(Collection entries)
Content starts

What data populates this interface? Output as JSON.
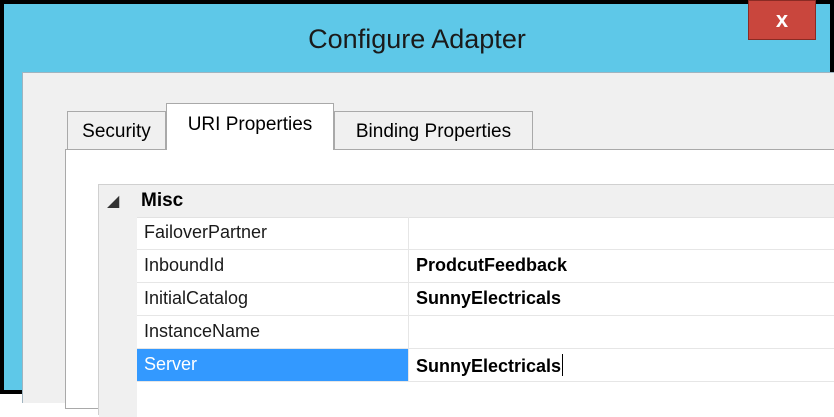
{
  "window": {
    "title": "Configure Adapter",
    "close_label": "x"
  },
  "tabs": [
    {
      "label": "Security",
      "active": false
    },
    {
      "label": "URI Properties",
      "active": true
    },
    {
      "label": "Binding Properties",
      "active": false
    }
  ],
  "property_grid": {
    "category": "Misc",
    "expander_glyph": "◢",
    "rows": [
      {
        "name": "FailoverPartner",
        "value": ""
      },
      {
        "name": "InboundId",
        "value": "ProdcutFeedback"
      },
      {
        "name": "InitialCatalog",
        "value": "SunnyElectricals"
      },
      {
        "name": "InstanceName",
        "value": ""
      },
      {
        "name": "Server",
        "value": "SunnyElectricals",
        "selected": true
      }
    ]
  },
  "colors": {
    "titlebar": "#5ec8e8",
    "close_button": "#c9463d",
    "selection": "#3399ff"
  }
}
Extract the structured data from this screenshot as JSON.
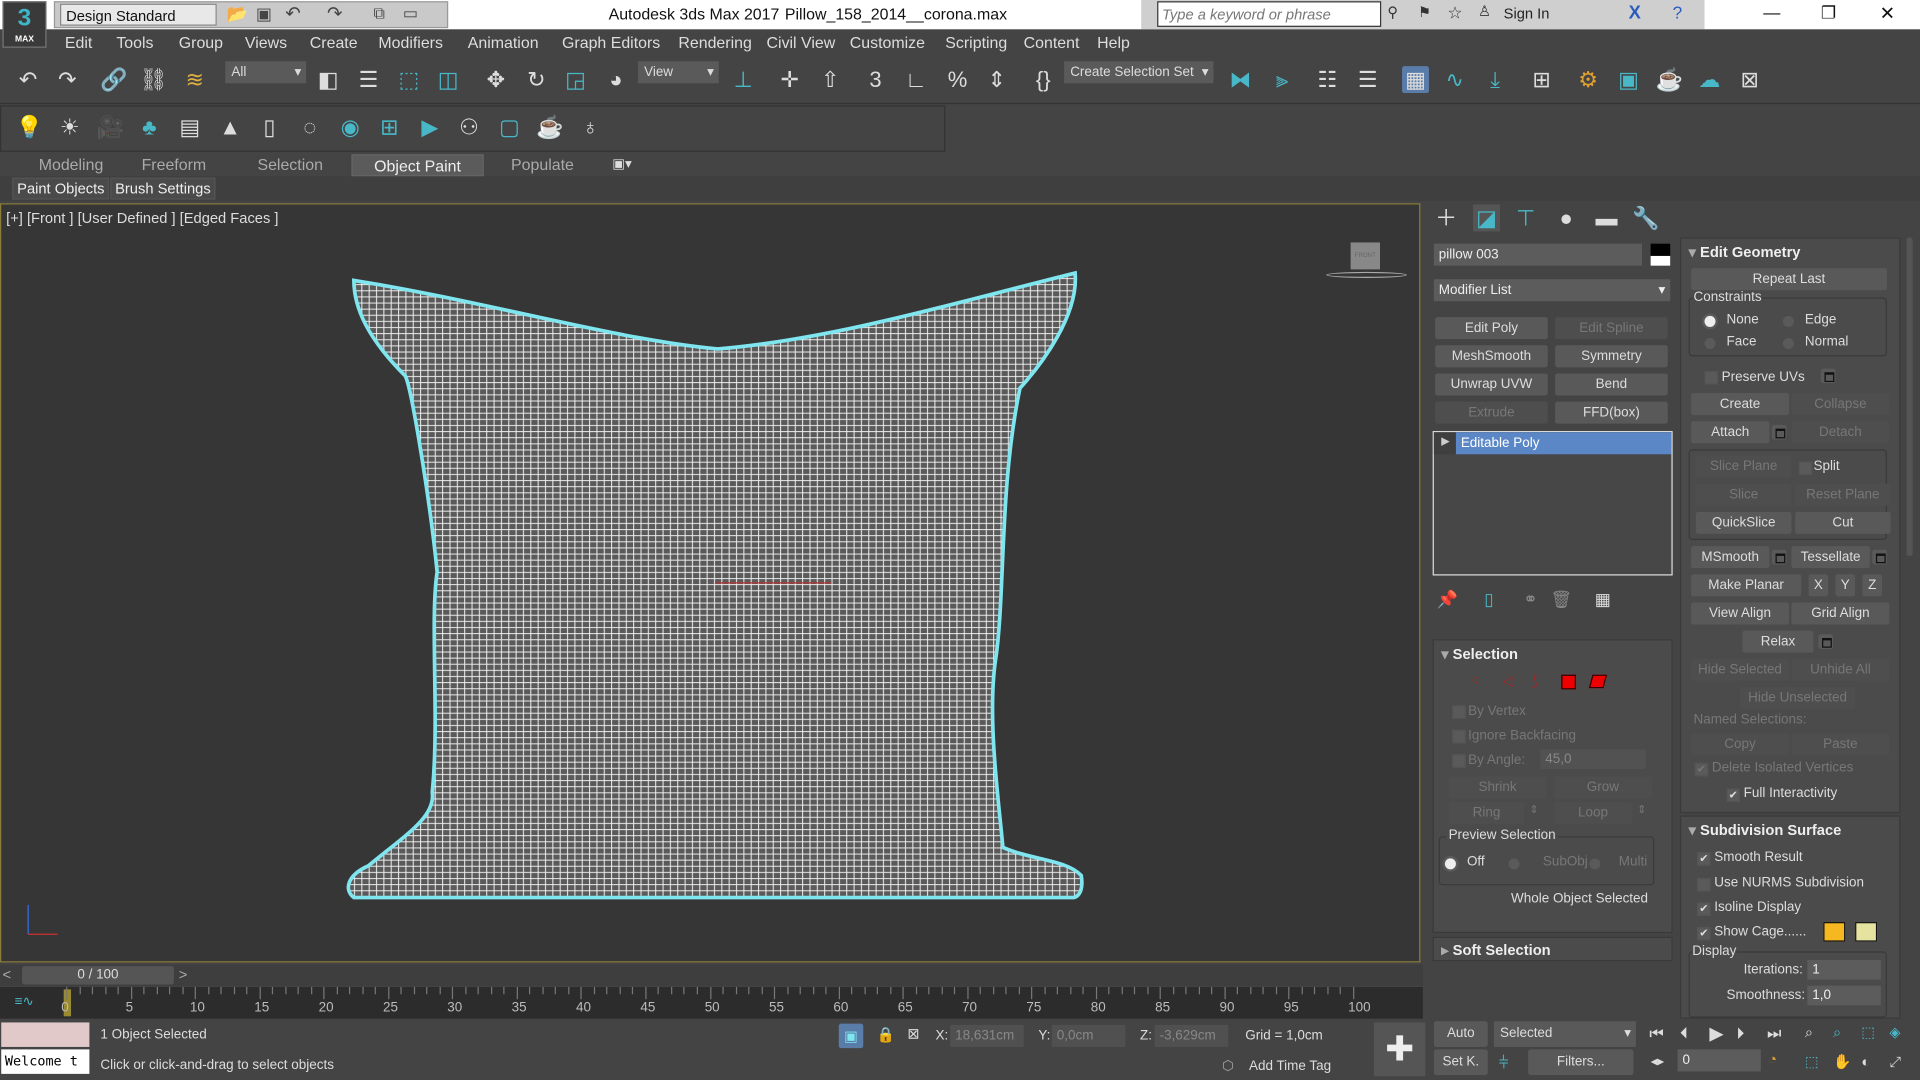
{
  "app": {
    "title": "Autodesk 3ds Max 2017",
    "file": "Pillow_158_2014__corona.max",
    "logo_num": "3",
    "logo_text": "MAX",
    "workspace": "Design Standard",
    "search_placeholder": "Type a keyword or phrase",
    "sign_in": "Sign In"
  },
  "menu": [
    "Edit",
    "Tools",
    "Group",
    "Views",
    "Create",
    "Modifiers",
    "Animation",
    "Graph Editors",
    "Rendering",
    "Civil View",
    "Customize",
    "Scripting",
    "Content",
    "Help"
  ],
  "toolbar": {
    "filter": "All",
    "ref_coord": "View",
    "selection_set": "Create Selection Set"
  },
  "ribbon": {
    "tabs": [
      "Modeling",
      "Freeform",
      "Selection",
      "Object Paint",
      "Populate"
    ],
    "active": "Object Paint",
    "subtabs": [
      "Paint Objects",
      "Brush Settings"
    ]
  },
  "viewport": {
    "label": "[+] [Front ] [User Defined ] [Edged Faces ]",
    "viewcube": "FRONT",
    "accent": "#7fe6f0"
  },
  "command_panel": {
    "object_name": "pillow 003",
    "modifier_list": "Modifier List",
    "modifier_buttons": [
      {
        "label": "Edit Poly",
        "enabled": true
      },
      {
        "label": "Edit Spline",
        "enabled": false
      },
      {
        "label": "MeshSmooth",
        "enabled": true
      },
      {
        "label": "Symmetry",
        "enabled": true
      },
      {
        "label": "Unwrap UVW",
        "enabled": true
      },
      {
        "label": "Bend",
        "enabled": true
      },
      {
        "label": "Extrude",
        "enabled": false
      },
      {
        "label": "FFD(box)",
        "enabled": true
      }
    ],
    "stack": [
      "Editable Poly"
    ],
    "selection": {
      "title": "Selection",
      "by_vertex": "By Vertex",
      "ignore_backfacing": "Ignore Backfacing",
      "by_angle": "By Angle:",
      "angle": "45,0",
      "shrink": "Shrink",
      "grow": "Grow",
      "ring": "Ring",
      "loop": "Loop",
      "preview": "Preview Selection",
      "off": "Off",
      "subobj": "SubObj",
      "multi": "Multi",
      "status": "Whole Object Selected"
    },
    "soft_selection": "Soft Selection",
    "edit_geometry": {
      "title": "Edit Geometry",
      "repeat_last": "Repeat Last",
      "constraints": "Constraints",
      "none": "None",
      "edge": "Edge",
      "face": "Face",
      "normal": "Normal",
      "preserve_uvs": "Preserve UVs",
      "create": "Create",
      "collapse": "Collapse",
      "attach": "Attach",
      "detach": "Detach",
      "slice_plane": "Slice Plane",
      "split": "Split",
      "slice": "Slice",
      "reset_plane": "Reset Plane",
      "quickslice": "QuickSlice",
      "cut": "Cut",
      "msmooth": "MSmooth",
      "tessellate": "Tessellate",
      "make_planar": "Make Planar",
      "x": "X",
      "y": "Y",
      "z": "Z",
      "view_align": "View Align",
      "grid_align": "Grid Align",
      "relax": "Relax",
      "hide_selected": "Hide Selected",
      "unhide_all": "Unhide All",
      "hide_unselected": "Hide Unselected",
      "named_selections": "Named Selections:",
      "copy": "Copy",
      "paste": "Paste",
      "delete_isolated": "Delete Isolated Vertices",
      "full_interactivity": "Full Interactivity"
    },
    "subdivision": {
      "title": "Subdivision Surface",
      "smooth_result": "Smooth Result",
      "use_nurms": "Use NURMS Subdivision",
      "isoline": "Isoline Display",
      "show_cage": "Show Cage......",
      "cage_color1": "#f5b820",
      "cage_color2": "#e6e2a0",
      "display": "Display",
      "iterations_label": "Iterations:",
      "iterations": "1",
      "smoothness_label": "Smoothness:",
      "smoothness": "1,0"
    }
  },
  "timeline": {
    "frame": "0 / 100",
    "ticks": [
      "0",
      "5",
      "10",
      "15",
      "20",
      "25",
      "30",
      "35",
      "40",
      "45",
      "50",
      "55",
      "60",
      "65",
      "70",
      "75",
      "80",
      "85",
      "90",
      "95",
      "100"
    ]
  },
  "status": {
    "selected": "1 Object Selected",
    "prompt": "Click or click-and-drag to select objects",
    "listener": "Welcome t",
    "x_label": "X:",
    "x": "18,631cm",
    "y_label": "Y:",
    "y": "0,0cm",
    "z_label": "Z:",
    "z": "-3,629cm",
    "grid": "Grid = 1,0cm",
    "add_time_tag": "Add Time Tag",
    "auto": "Auto",
    "set_key": "Set K.",
    "key_mode": "Selected",
    "filters": "Filters...",
    "current_frame": "0"
  }
}
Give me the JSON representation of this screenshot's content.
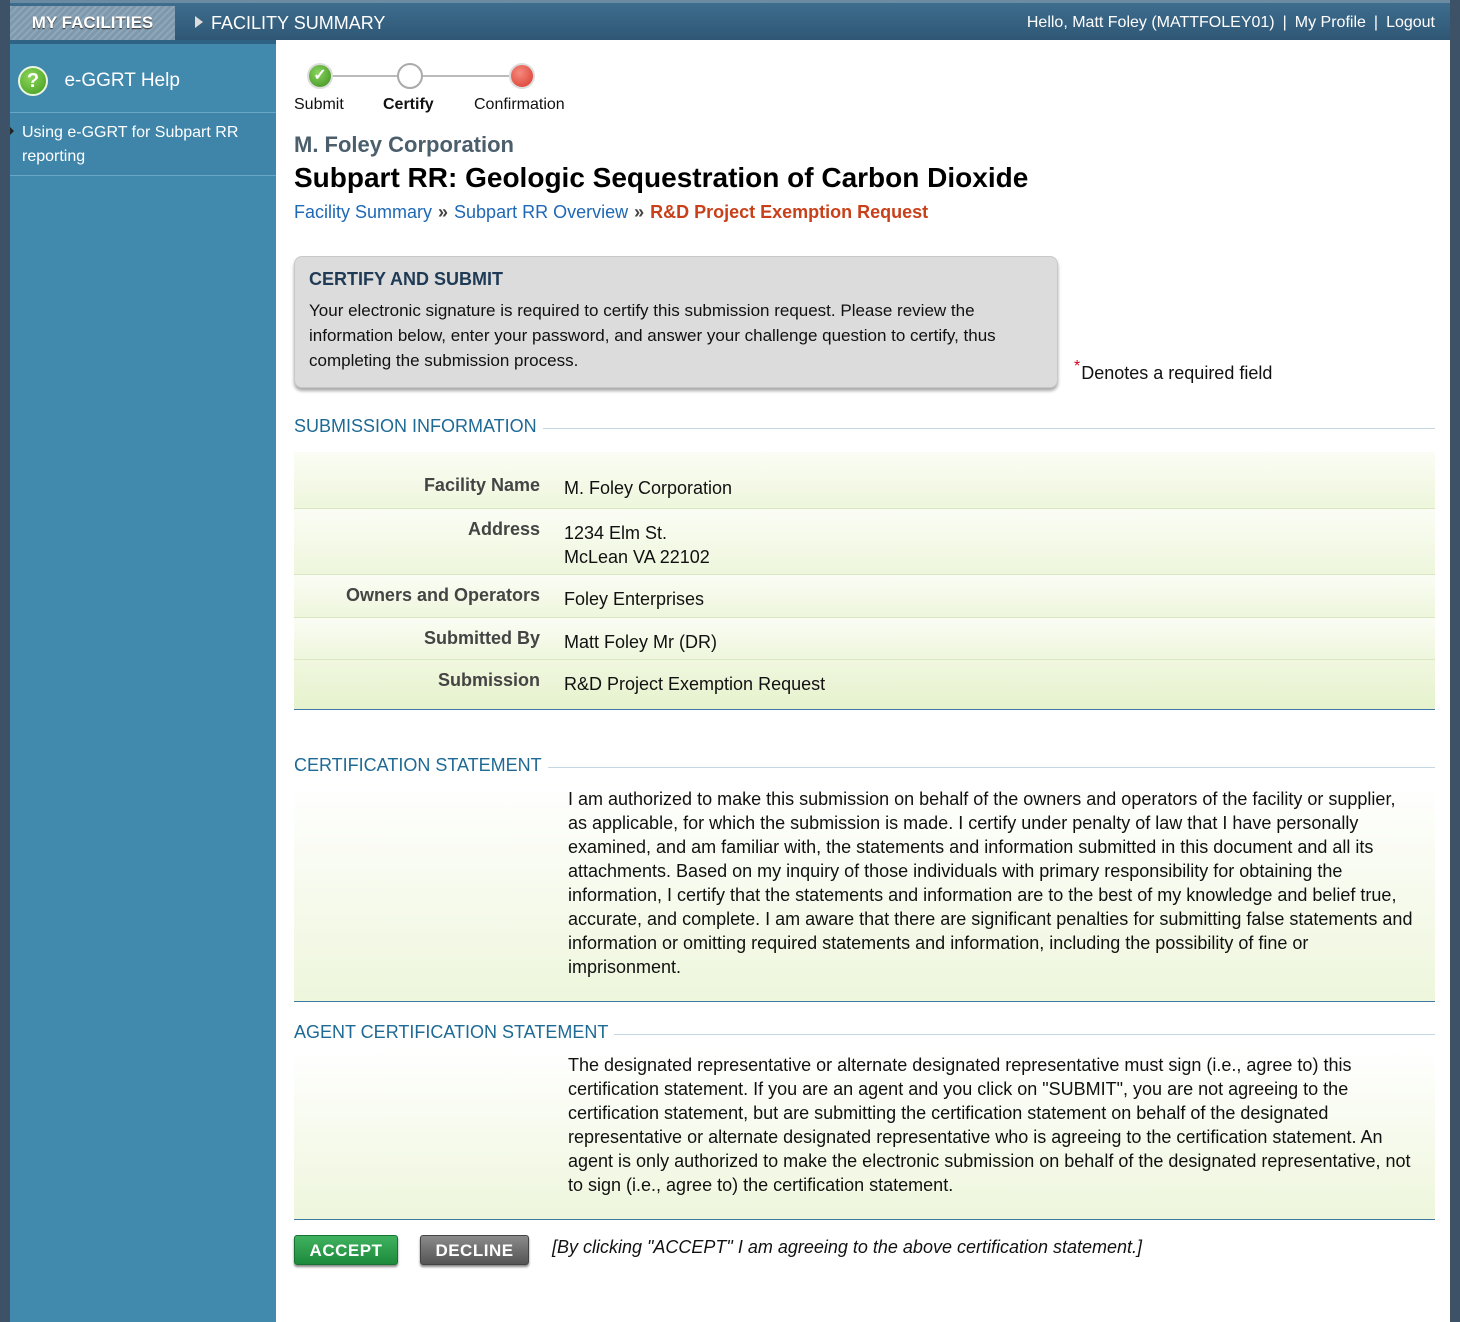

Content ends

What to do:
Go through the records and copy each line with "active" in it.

Exercise answer:
      "active": false
      "active": true
      "active": false
    "active": "Object Paint",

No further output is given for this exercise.